You may recall that the three designs caused something of a debate around Europe as to whether the method of inviting and choosing them was entirely suitable and whether the options selected by the judges for the final vote were really the best they could find.

We had our own concerns as it appeared that the voting website allowed you to cast multiple votes. The normal situation with even the most trivial of online polls is generally to be told “No you naughty little cheat, you can’t vote again” when you attempt to show more support than is fair for one particular option.

In its most basic form this is often enforced by the use of a ‘cookie’ (a little bit of text dropped into a special folder on your computer that tells the website you have already voted). Alternatively it is done by recording the unique Internet Protocol (IP) address of your computer when you vote. Sometimes both, plus other safeguards.

We couldn’t see any such protection on this vote and were able to force sequential numbers for the amount of votes cast out of the page that was loaded once a vote had been made. This worried us. We couldn’t find any relevant cookies on our machines and there was no “Don’t be naughty” message.

So the question was, did whoever put the site together simply fail to create a page that said your latest vote didn’t count because you’d already voted. Or did they just not bother to protect the vote…

Obviously someone must have the answer to this, so we emailed the organisers of the competition at the EU asking the questions posed above and seeking reassurance.

The response was deafening in its silence.

So, no doubt by now, with the poll closed, we have winner. Let’s hope whichever logo it was, the result wasn’t unduly influenced by someone who figured out they could game the vote. And no, we didn’t.

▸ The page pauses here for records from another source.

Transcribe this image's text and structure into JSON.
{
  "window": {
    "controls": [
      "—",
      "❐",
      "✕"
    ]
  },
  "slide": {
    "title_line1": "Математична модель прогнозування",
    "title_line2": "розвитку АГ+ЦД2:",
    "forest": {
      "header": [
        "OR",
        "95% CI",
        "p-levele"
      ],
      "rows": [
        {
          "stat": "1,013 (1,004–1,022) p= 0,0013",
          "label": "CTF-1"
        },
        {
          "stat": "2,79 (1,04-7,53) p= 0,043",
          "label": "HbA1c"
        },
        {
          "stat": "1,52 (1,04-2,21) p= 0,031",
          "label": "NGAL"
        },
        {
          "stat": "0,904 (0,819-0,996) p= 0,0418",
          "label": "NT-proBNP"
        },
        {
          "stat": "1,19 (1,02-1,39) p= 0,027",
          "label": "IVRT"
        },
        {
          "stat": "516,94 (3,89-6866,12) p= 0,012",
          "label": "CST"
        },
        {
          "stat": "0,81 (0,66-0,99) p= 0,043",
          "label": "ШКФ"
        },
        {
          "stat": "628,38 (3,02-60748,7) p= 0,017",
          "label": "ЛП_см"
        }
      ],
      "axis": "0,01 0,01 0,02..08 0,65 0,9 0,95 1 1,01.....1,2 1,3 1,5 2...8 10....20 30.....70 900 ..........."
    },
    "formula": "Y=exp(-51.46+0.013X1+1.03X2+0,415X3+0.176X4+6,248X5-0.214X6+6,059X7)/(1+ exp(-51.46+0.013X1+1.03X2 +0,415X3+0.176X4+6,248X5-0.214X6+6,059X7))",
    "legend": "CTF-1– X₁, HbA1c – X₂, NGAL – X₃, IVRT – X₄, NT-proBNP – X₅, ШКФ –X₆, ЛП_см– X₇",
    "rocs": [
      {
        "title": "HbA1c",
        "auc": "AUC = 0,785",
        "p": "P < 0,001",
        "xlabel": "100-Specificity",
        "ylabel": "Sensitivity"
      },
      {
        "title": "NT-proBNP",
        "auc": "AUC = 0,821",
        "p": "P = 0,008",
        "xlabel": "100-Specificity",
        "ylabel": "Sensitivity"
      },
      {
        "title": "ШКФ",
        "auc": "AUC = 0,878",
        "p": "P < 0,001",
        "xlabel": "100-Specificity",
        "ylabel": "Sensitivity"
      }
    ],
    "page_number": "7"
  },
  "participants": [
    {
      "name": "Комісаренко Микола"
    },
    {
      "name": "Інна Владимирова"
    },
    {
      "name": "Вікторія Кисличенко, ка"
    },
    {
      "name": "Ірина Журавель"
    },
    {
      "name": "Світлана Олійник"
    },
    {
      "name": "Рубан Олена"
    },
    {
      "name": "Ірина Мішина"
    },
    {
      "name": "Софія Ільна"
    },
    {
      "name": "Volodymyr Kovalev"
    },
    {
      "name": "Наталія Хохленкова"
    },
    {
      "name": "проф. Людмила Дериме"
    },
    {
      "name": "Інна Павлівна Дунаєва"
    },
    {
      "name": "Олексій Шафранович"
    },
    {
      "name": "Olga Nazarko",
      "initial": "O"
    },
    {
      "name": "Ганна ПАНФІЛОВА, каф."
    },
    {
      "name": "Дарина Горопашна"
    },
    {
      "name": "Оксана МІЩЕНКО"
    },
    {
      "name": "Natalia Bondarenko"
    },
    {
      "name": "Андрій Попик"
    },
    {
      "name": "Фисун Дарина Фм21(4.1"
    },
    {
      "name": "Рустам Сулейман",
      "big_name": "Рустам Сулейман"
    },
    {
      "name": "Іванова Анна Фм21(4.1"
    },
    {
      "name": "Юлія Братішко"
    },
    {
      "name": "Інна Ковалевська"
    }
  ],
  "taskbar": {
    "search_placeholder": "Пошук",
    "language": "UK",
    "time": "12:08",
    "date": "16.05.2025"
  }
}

Hopefully we’re utterly wrong about this and doing the organisers of the competition a great disservice. If so though, it would have been nice for them to tell us that.

We’ll let you know which logo was picked as soon as we do!